**Task requirements**. Could you copy every entry exactly, dropping the pictures?

==================================================

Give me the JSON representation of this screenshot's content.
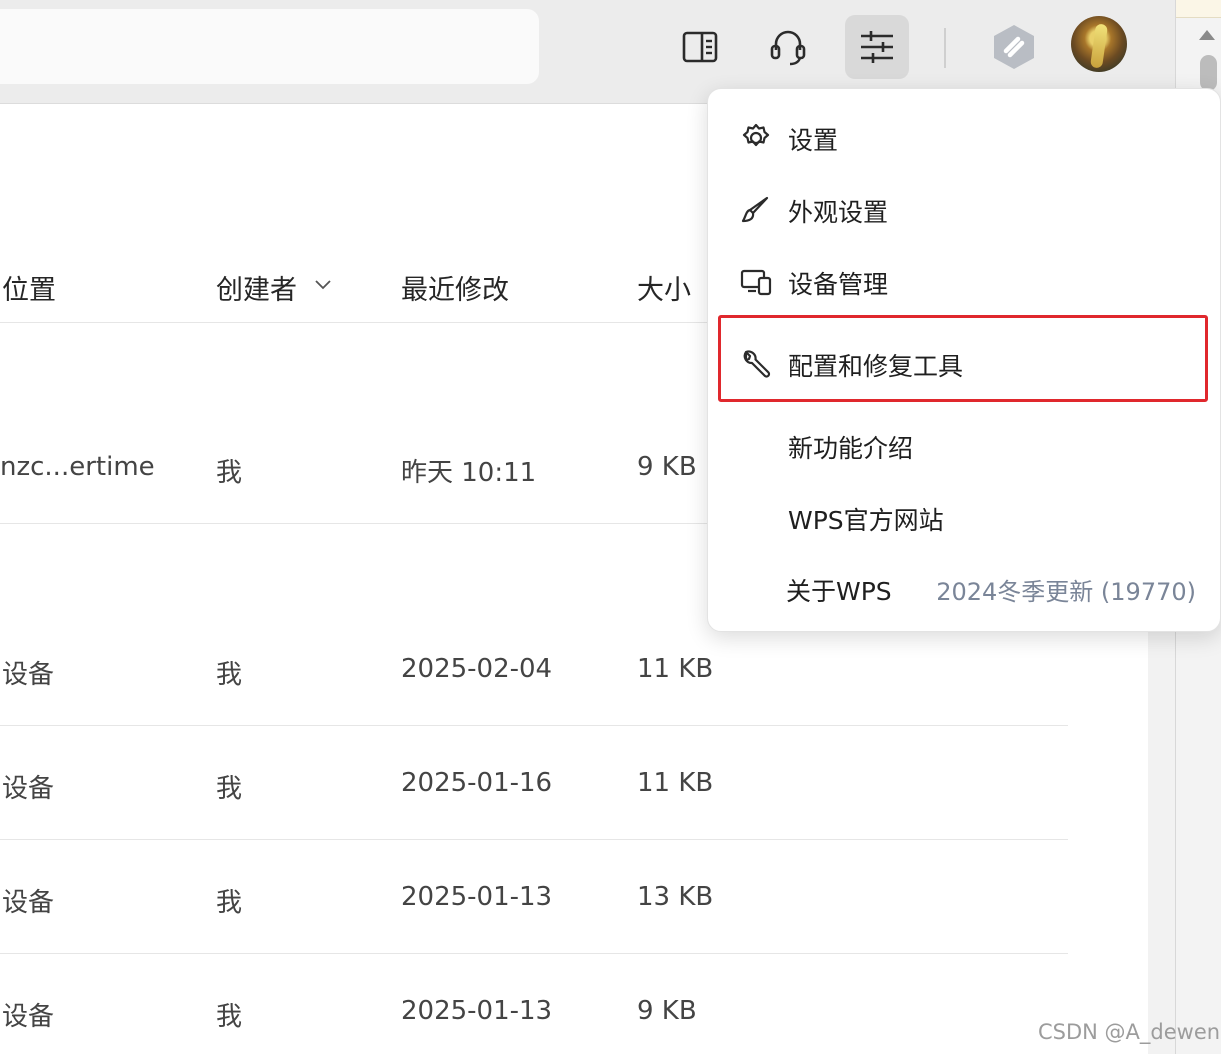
{
  "table": {
    "headers": {
      "location": "位置",
      "creator": "创建者",
      "modified": "最近修改",
      "size": "大小"
    },
    "rows": [
      {
        "location": "nzc...ertime",
        "creator": "我",
        "modified": "昨天 10:11",
        "size": "9 KB"
      },
      {
        "location": "设备",
        "creator": "我",
        "modified": "2025-02-04",
        "size": "11 KB"
      },
      {
        "location": "设备",
        "creator": "我",
        "modified": "2025-01-16",
        "size": "11 KB"
      },
      {
        "location": "设备",
        "creator": "我",
        "modified": "2025-01-13",
        "size": "13 KB"
      },
      {
        "location": "设备",
        "creator": "我",
        "modified": "2025-01-13",
        "size": "9 KB"
      }
    ]
  },
  "menu": {
    "items": [
      {
        "label": "设置",
        "icon": "gear-icon"
      },
      {
        "label": "外观设置",
        "icon": "brush-icon"
      },
      {
        "label": "设备管理",
        "icon": "devices-icon"
      },
      {
        "label": "配置和修复工具",
        "icon": "wrench-icon"
      },
      {
        "label": "新功能介绍"
      },
      {
        "label": "WPS官方网站"
      },
      {
        "label": "关于WPS"
      }
    ],
    "version": "2024冬季更新 (19770)"
  },
  "toolbar": {
    "icons": [
      "sidebar-panel-icon",
      "headset-icon",
      "settings-sliders-icon",
      "app-logo-icon",
      "avatar"
    ]
  },
  "watermark": "CSDN @A_dewen",
  "colors": {
    "highlight": "#e0282d",
    "version_text": "#7a8598"
  }
}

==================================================

**Response**.
Give me the JSON representation of this screenshot's content.
{
  "table": {
    "headers": {
      "location": "位置",
      "creator": "创建者",
      "modified": "最近修改",
      "size": "大小"
    },
    "rows": [
      {
        "location": "nzc...ertime",
        "creator": "我",
        "modified": "昨天 10:11",
        "size": "9 KB"
      },
      {
        "location": "设备",
        "creator": "我",
        "modified": "2025-02-04",
        "size": "11 KB"
      },
      {
        "location": "设备",
        "creator": "我",
        "modified": "2025-01-16",
        "size": "11 KB"
      },
      {
        "location": "设备",
        "creator": "我",
        "modified": "2025-01-13",
        "size": "13 KB"
      },
      {
        "location": "设备",
        "creator": "我",
        "modified": "2025-01-13",
        "size": "9 KB"
      }
    ]
  },
  "menu": {
    "items": [
      {
        "label": "设置",
        "icon": "gear-icon"
      },
      {
        "label": "外观设置",
        "icon": "brush-icon"
      },
      {
        "label": "设备管理",
        "icon": "devices-icon"
      },
      {
        "label": "配置和修复工具",
        "icon": "wrench-icon"
      },
      {
        "label": "新功能介绍"
      },
      {
        "label": "WPS官方网站"
      },
      {
        "label": "关于WPS"
      }
    ],
    "version": "2024冬季更新 (19770)"
  },
  "toolbar": {
    "icons": [
      "sidebar-panel-icon",
      "headset-icon",
      "settings-sliders-icon",
      "app-logo-icon",
      "avatar"
    ]
  },
  "watermark": "CSDN @A_dewen",
  "colors": {
    "highlight": "#e0282d",
    "version_text": "#7a8598"
  }
}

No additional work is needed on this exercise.